Try it – Search the material below for the string "Jones". Return every line that holds it.

Information shown –
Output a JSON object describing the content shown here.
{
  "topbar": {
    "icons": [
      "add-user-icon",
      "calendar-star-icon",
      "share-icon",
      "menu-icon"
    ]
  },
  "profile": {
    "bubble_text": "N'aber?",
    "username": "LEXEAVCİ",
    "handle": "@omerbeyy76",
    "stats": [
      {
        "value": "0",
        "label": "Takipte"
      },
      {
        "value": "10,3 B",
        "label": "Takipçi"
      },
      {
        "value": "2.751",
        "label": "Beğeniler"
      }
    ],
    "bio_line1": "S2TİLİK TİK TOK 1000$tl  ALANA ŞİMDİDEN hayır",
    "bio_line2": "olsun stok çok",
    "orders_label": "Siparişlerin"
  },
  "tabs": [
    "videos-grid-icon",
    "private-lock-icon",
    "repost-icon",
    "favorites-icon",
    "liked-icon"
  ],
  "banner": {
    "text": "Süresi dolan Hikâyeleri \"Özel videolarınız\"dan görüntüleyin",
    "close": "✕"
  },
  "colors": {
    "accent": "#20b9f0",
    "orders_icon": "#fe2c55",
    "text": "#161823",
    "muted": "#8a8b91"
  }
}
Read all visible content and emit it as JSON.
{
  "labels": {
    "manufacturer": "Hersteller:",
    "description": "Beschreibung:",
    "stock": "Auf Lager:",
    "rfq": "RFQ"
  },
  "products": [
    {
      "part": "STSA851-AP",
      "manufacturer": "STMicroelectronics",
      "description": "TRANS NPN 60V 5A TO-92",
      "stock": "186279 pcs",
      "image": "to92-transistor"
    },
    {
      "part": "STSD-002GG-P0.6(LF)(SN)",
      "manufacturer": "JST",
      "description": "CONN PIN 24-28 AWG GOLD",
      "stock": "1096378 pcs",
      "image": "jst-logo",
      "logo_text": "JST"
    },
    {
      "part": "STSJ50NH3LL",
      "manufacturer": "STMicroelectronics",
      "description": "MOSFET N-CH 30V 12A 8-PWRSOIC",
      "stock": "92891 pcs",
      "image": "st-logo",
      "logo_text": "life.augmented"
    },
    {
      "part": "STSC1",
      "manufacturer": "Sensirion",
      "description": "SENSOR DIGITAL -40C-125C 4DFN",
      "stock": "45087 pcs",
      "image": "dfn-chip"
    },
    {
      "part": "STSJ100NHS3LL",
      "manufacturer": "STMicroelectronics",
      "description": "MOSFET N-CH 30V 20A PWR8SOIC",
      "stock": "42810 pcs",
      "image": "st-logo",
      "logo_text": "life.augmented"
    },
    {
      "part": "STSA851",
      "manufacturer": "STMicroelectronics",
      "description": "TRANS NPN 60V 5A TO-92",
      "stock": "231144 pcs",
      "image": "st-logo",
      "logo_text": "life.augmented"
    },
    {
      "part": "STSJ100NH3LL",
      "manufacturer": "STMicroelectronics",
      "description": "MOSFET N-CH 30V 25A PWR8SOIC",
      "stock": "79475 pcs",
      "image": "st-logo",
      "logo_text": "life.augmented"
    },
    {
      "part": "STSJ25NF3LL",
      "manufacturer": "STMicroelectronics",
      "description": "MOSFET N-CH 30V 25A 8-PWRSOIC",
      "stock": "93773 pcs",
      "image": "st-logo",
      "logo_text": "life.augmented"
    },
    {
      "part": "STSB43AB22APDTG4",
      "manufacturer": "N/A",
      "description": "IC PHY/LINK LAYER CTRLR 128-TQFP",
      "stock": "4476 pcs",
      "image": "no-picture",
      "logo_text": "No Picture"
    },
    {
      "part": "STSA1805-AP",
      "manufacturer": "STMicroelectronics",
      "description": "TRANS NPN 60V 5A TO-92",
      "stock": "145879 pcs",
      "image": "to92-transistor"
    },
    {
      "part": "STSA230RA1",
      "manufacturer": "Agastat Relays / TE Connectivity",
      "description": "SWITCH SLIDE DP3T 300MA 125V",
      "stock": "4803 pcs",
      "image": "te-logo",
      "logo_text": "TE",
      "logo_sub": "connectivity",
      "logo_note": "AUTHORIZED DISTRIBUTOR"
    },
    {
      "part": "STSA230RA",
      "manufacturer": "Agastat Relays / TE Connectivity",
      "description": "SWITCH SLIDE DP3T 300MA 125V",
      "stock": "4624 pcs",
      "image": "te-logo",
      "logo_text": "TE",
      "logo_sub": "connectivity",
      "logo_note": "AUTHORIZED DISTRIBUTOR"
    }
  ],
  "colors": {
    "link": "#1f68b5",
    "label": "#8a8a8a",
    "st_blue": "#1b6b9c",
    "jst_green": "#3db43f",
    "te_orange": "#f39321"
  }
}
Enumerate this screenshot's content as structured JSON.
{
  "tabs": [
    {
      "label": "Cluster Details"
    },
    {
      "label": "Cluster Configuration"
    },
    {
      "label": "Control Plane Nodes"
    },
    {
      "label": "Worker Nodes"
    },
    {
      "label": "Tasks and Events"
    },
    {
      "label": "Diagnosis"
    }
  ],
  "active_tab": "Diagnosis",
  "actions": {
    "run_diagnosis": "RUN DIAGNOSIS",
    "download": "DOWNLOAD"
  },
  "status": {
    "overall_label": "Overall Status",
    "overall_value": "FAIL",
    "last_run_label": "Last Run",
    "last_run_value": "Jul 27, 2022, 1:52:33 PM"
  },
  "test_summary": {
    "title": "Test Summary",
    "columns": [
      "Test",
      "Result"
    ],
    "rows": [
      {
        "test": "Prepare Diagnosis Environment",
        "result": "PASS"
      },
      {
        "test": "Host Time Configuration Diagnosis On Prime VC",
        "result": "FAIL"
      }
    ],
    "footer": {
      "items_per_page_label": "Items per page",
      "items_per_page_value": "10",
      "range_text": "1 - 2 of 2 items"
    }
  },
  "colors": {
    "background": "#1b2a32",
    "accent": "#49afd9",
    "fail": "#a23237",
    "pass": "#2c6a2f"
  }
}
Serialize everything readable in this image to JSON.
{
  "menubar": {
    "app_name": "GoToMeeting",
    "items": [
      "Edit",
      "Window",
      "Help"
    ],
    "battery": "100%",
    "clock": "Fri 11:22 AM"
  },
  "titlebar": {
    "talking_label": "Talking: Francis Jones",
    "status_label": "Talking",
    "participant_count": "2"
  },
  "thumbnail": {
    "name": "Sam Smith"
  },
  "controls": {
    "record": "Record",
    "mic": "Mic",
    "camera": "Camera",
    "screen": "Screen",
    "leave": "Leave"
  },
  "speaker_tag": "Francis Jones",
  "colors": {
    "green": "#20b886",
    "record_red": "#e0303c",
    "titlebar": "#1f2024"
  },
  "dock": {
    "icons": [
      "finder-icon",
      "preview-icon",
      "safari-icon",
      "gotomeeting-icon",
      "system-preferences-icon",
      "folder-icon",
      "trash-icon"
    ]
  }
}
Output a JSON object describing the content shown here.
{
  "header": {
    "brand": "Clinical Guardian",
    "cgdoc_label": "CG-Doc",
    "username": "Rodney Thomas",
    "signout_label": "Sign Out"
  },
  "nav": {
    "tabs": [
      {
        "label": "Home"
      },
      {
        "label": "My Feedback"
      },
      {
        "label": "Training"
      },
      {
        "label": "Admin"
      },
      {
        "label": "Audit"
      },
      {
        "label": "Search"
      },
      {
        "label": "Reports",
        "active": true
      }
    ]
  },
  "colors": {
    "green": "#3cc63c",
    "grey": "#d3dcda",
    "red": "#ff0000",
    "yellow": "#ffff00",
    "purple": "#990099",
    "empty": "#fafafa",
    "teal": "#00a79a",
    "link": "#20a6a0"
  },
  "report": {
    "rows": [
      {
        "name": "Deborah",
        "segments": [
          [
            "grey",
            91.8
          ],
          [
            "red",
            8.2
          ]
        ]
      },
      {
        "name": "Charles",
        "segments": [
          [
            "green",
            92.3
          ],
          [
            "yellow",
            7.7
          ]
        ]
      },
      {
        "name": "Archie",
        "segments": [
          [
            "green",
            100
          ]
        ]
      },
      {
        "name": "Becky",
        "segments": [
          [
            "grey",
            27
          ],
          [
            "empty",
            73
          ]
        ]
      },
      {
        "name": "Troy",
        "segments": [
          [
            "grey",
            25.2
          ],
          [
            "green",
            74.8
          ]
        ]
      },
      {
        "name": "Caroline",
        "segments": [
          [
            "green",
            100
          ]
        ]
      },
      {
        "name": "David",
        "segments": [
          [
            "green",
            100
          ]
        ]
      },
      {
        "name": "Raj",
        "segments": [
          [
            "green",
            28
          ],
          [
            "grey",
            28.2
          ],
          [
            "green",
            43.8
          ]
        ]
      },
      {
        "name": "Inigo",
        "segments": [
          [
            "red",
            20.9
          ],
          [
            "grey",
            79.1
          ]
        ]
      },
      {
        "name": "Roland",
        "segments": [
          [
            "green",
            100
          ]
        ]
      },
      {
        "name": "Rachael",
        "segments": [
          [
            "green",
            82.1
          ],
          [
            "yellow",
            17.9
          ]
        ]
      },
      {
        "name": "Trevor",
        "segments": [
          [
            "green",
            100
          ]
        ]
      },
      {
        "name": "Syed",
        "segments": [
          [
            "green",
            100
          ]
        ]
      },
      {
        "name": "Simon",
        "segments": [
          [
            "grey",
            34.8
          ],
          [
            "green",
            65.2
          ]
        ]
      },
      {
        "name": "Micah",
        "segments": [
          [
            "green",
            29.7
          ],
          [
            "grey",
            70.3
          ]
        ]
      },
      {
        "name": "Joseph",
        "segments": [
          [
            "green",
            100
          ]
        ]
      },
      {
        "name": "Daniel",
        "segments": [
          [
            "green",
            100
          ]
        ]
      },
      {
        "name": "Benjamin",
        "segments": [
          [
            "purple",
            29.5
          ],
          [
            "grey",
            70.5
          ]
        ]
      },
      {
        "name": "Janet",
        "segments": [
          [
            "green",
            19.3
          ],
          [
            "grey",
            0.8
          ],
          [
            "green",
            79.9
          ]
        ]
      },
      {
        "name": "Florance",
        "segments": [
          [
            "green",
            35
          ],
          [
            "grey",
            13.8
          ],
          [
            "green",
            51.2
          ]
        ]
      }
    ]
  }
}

Solution –
    "talking_label": "Talking: Francis Jones",
  "speaker_tag": "Francis Jones",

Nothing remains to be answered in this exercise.